While the most popular method of hair extraction, Follicular Unit Grafting (FUG) excises thin strips of hair from the donor region and then dissects these strips into individual grafts, FUE extracts these individual grafts individually.
Using a very small “punch like” instrument, the Dr. Halaas makes a tiny incision around each follicular unit consisting of one, two, three, or four hairs. While FUG leaves long, thin scars that are difficult to detect, even on close inspection, FUE leaves only miniscule marks that are usually undetectable. With FUE, there is minimal down time, no sutures and no bandages.
The FUE procedure has some very specific advantages and disadvantages when compared to the other leading method, Follicular Unit Grafting (FUG). It produces no visible scars—a very important consideration for men who wear their hair very close cut. However, if multiple FUE procedures are performed on one individual area there can be an overall thinning appearance in the donor area. Also, because the FUE procedure is minimally invasive with no large incisions or sutures, recovery is faster than with FUG.

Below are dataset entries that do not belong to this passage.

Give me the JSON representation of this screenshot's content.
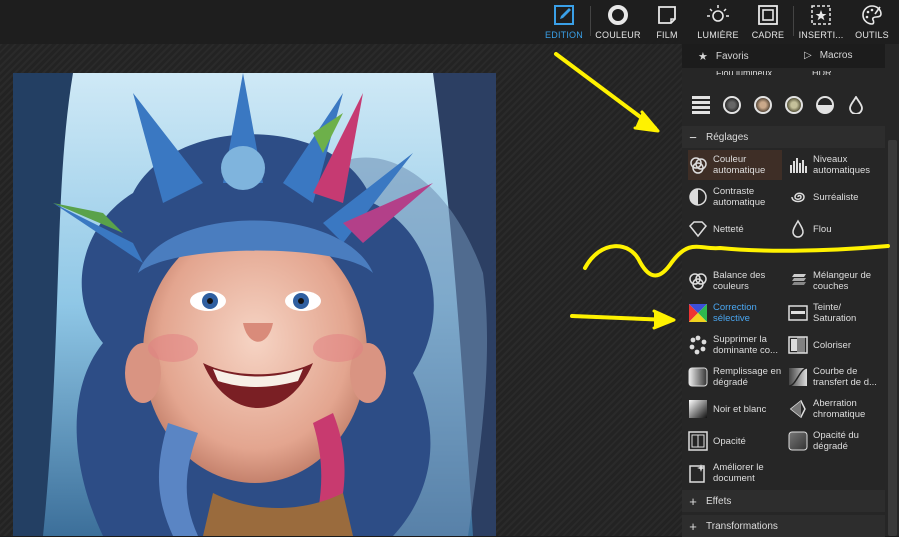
{
  "toolbar": {
    "tools": [
      {
        "label": "EDITION",
        "icon": "edit-icon"
      },
      {
        "label": "COULEUR",
        "icon": "circle-icon"
      },
      {
        "label": "FILM",
        "icon": "film-icon"
      },
      {
        "label": "LUMIÈRE",
        "icon": "sun-icon"
      },
      {
        "label": "CADRE",
        "icon": "frame-icon"
      },
      {
        "label": "INSERTI...",
        "icon": "insert-star-icon"
      },
      {
        "label": "OUTILS",
        "icon": "palette-icon"
      }
    ],
    "active": "EDITION",
    "accent": "#3aa0e8"
  },
  "panel": {
    "tabs": {
      "favorites": "Favoris",
      "macros": "Macros"
    },
    "partial_top": {
      "left": "Flou lumineux",
      "right": "HDR"
    },
    "sections": {
      "reglages": "Réglages",
      "effets": "Effets",
      "transformations": "Transformations"
    },
    "reglages_items": [
      {
        "label": "Couleur automatique",
        "icon": "auto-color-icon"
      },
      {
        "label": "Niveaux automatiques",
        "icon": "auto-levels-icon"
      },
      {
        "label": "Contraste automatique",
        "icon": "auto-contrast-icon"
      },
      {
        "label": "Surréaliste",
        "icon": "swirl-icon"
      },
      {
        "label": "Netteté",
        "icon": "sharpen-diamond-icon"
      },
      {
        "label": "Flou",
        "icon": "blur-drop-icon"
      },
      {
        "label": "Balance des couleurs",
        "icon": "color-balance-icon"
      },
      {
        "label": "Mélangeur de couches",
        "icon": "channel-mixer-icon"
      },
      {
        "label": "Correction sélective",
        "icon": "selective-correction-icon"
      },
      {
        "label": "Teinte/ Saturation",
        "icon": "hue-saturation-icon"
      },
      {
        "label": "Supprimer la dominante co...",
        "icon": "remove-cast-icon"
      },
      {
        "label": "Coloriser",
        "icon": "colorize-icon"
      },
      {
        "label": "Remplissage en dégradé",
        "icon": "gradient-fill-icon"
      },
      {
        "label": "Courbe de transfert de d...",
        "icon": "curve-icon"
      },
      {
        "label": "Noir et blanc",
        "icon": "black-white-icon"
      },
      {
        "label": "Aberration chromatique",
        "icon": "chromatic-aberration-icon"
      },
      {
        "label": "Opacité",
        "icon": "opacity-icon"
      },
      {
        "label": "Opacité du dégradé",
        "icon": "gradient-opacity-icon"
      },
      {
        "label": "Améliorer le document",
        "icon": "enhance-document-icon"
      }
    ],
    "selected_item": "Correction sélective",
    "highlighted_item": "Couleur automatique"
  },
  "annotation_color": "#fff200"
}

There are, however, some downsides to FUE as well. Mainly, because of the precise nature of the individual method of hair transplantation, fewer hairs can be transplanted in a single session. If your hair restoration requires a very high number of grafts, you might require multiple sessions of FUE than you might if you chose the FUG method. Another thing to consider when deciding between the two is the time-consuming, labor-intensive process of FUE can be significantly more expensive than FUG.
As a final and important consideration, you should be aware that not all patients are candidates for FUE. It can be very difficult to remove unharmed follicular units from certain patient’s scalps and as a results, a greater portion of these grafts may not be intact as opposed to being removed using FUG. At the beginning of each FUE procedure a small sample of extractions, a “test procedure”, is attempted to determine if the patient is a good candidate for this type of procedure.
To determine which method might be best for you, schedule a complimentary consultation with Dr. Halaas. She will evaluate your hair loss, discuss your goals, and help you weigh the risks and benefits of your many options.
See FUE Hair Transplant Photos